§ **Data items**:
•••••

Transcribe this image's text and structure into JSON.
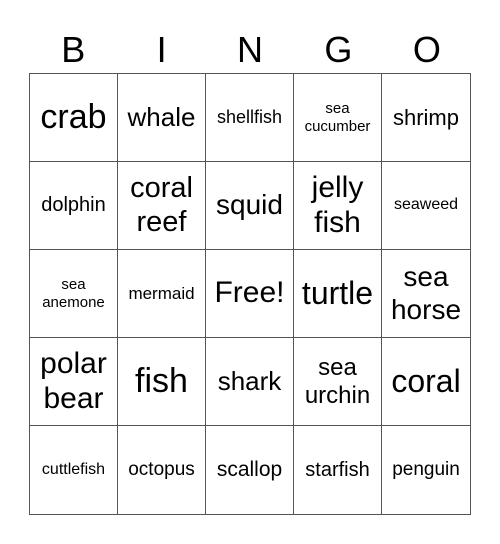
{
  "header": [
    "B",
    "I",
    "N",
    "G",
    "O"
  ],
  "cells": [
    "crab",
    "whale",
    "shellfish",
    "sea cucumber",
    "shrimp",
    "dolphin",
    "coral reef",
    "squid",
    "jelly fish",
    "seaweed",
    "sea anemone",
    "mermaid",
    "Free!",
    "turtle",
    "sea horse",
    "polar bear",
    "fish",
    "shark",
    "sea urchin",
    "coral",
    "cuttlefish",
    "octopus",
    "scallop",
    "starfish",
    "penguin"
  ]
}
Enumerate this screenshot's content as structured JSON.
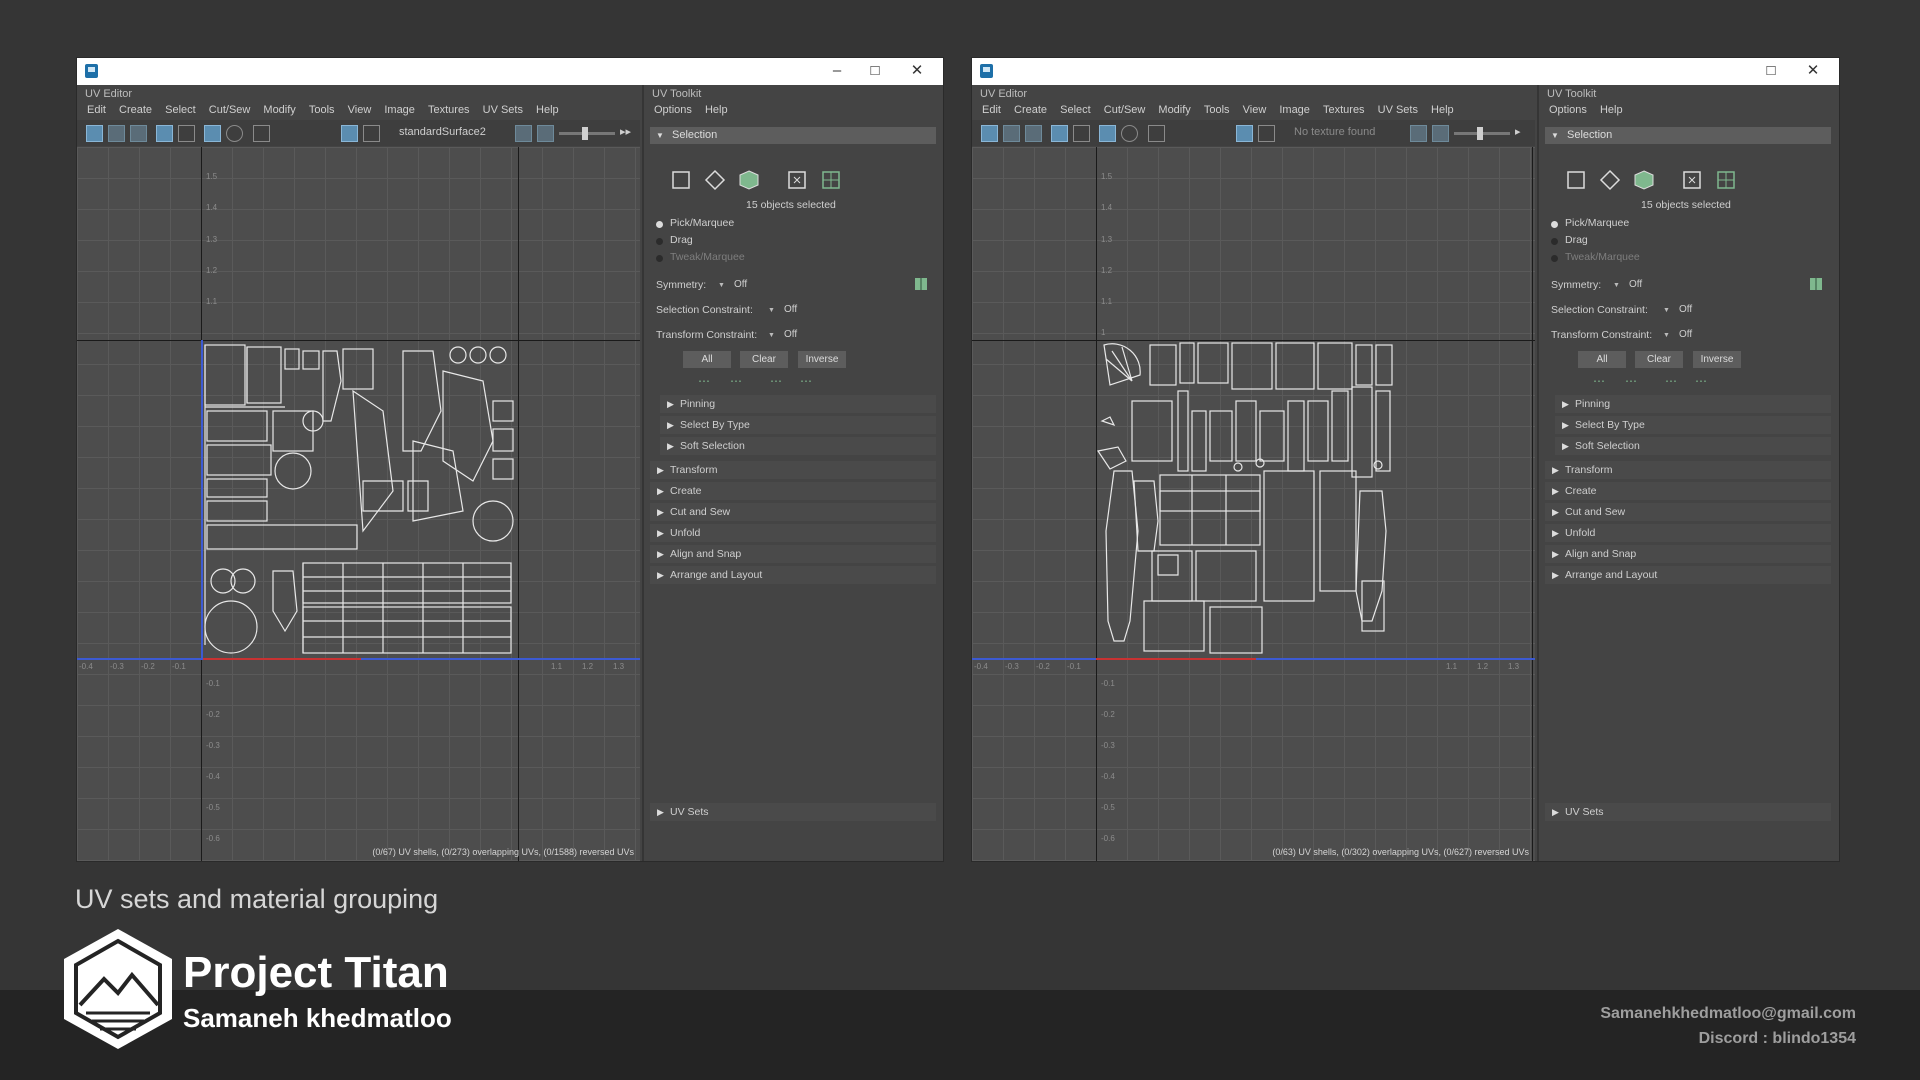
{
  "left_window": {
    "uv_editor": {
      "panel_label": "UV Editor",
      "menu": [
        "Edit",
        "Create",
        "Select",
        "Cut/Sew",
        "Modify",
        "Tools",
        "View",
        "Image",
        "Textures",
        "UV Sets",
        "Help"
      ],
      "texture_field": "standardSurface2",
      "v_ticks": [
        "1.5",
        "1.4",
        "1.3",
        "1.2",
        "1.1"
      ],
      "v_ticks_neg": [
        "-0.1",
        "-0.2",
        "-0.3",
        "-0.4",
        "-0.5",
        "-0.6"
      ],
      "u_ticks_left": [
        "-0.4",
        "-0.3",
        "-0.2",
        "-0.1"
      ],
      "u_ticks_right": [
        "1.1",
        "1.2",
        "1.3"
      ],
      "status": "(0/67) UV shells, (0/273) overlapping UVs, (0/1588) reversed UVs"
    },
    "toolkit": {
      "panel_label": "UV Toolkit",
      "options": [
        "Options",
        "Help"
      ],
      "selection_header": "Selection",
      "selected_count": "15 objects selected",
      "pick_marquee": "Pick/Marquee",
      "drag": "Drag",
      "tweak_marquee": "Tweak/Marquee",
      "symmetry_label": "Symmetry:",
      "symmetry_value": "Off",
      "selection_constraint_label": "Selection Constraint:",
      "selection_constraint_value": "Off",
      "transform_constraint_label": "Transform Constraint:",
      "transform_constraint_value": "Off",
      "btn_all": "All",
      "btn_clear": "Clear",
      "btn_inverse": "Inverse",
      "subsections": [
        "Pinning",
        "Select By Type",
        "Soft Selection"
      ],
      "sections": [
        "Transform",
        "Create",
        "Cut and Sew",
        "Unfold",
        "Align and Snap",
        "Arrange and Layout"
      ],
      "uv_sets": "UV Sets"
    }
  },
  "right_window": {
    "uv_editor": {
      "panel_label": "UV Editor",
      "menu": [
        "Edit",
        "Create",
        "Select",
        "Cut/Sew",
        "Modify",
        "Tools",
        "View",
        "Image",
        "Textures",
        "UV Sets",
        "Help"
      ],
      "texture_field": "No texture found",
      "v_ticks": [
        "1.5",
        "1.4",
        "1.3",
        "1.2",
        "1.1",
        "1"
      ],
      "v_ticks_neg": [
        "-0.1",
        "-0.2",
        "-0.3",
        "-0.4",
        "-0.5",
        "-0.6"
      ],
      "u_ticks_left": [
        "-0.4",
        "-0.3",
        "-0.2",
        "-0.1"
      ],
      "u_ticks_right": [
        "1.1",
        "1.2",
        "1.3"
      ],
      "status": "(0/63) UV shells, (0/302) overlapping UVs, (0/627) reversed UVs"
    },
    "toolkit": {
      "panel_label": "UV Toolkit",
      "options": [
        "Options",
        "Help"
      ],
      "selection_header": "Selection",
      "selected_count": "15 objects selected",
      "pick_marquee": "Pick/Marquee",
      "drag": "Drag",
      "tweak_marquee": "Tweak/Marquee",
      "symmetry_label": "Symmetry:",
      "symmetry_value": "Off",
      "selection_constraint_label": "Selection Constraint:",
      "selection_constraint_value": "Off",
      "transform_constraint_label": "Transform Constraint:",
      "transform_constraint_value": "Off",
      "btn_all": "All",
      "btn_clear": "Clear",
      "btn_inverse": "Inverse",
      "subsections": [
        "Pinning",
        "Select By Type",
        "Soft Selection"
      ],
      "sections": [
        "Transform",
        "Create",
        "Cut and Sew",
        "Unfold",
        "Align and Snap",
        "Arrange and Layout"
      ],
      "uv_sets": "UV Sets"
    }
  },
  "caption": "UV sets and material grouping",
  "brand": {
    "title": "Project Titan",
    "author": "Samaneh khedmatloo"
  },
  "contact": {
    "email": "Samanehkhedmatloo@gmail.com",
    "discord": "Discord : blindo1354"
  },
  "colors": {
    "background": "#353535",
    "band": "#242424",
    "panel": "#444444",
    "viewport": "#4d4d4d",
    "u_axis": "#c83232",
    "v_axis": "#3c5ad2"
  }
}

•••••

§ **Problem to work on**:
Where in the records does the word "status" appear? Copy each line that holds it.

§ **Exercise result**:
      "status": "(0/67) UV shells, (0/273) overlapping UVs, (0/1588) reversed UVs"
      "status": "(0/63) UV shells, (0/302) overlapping UVs, (0/627) reversed UVs"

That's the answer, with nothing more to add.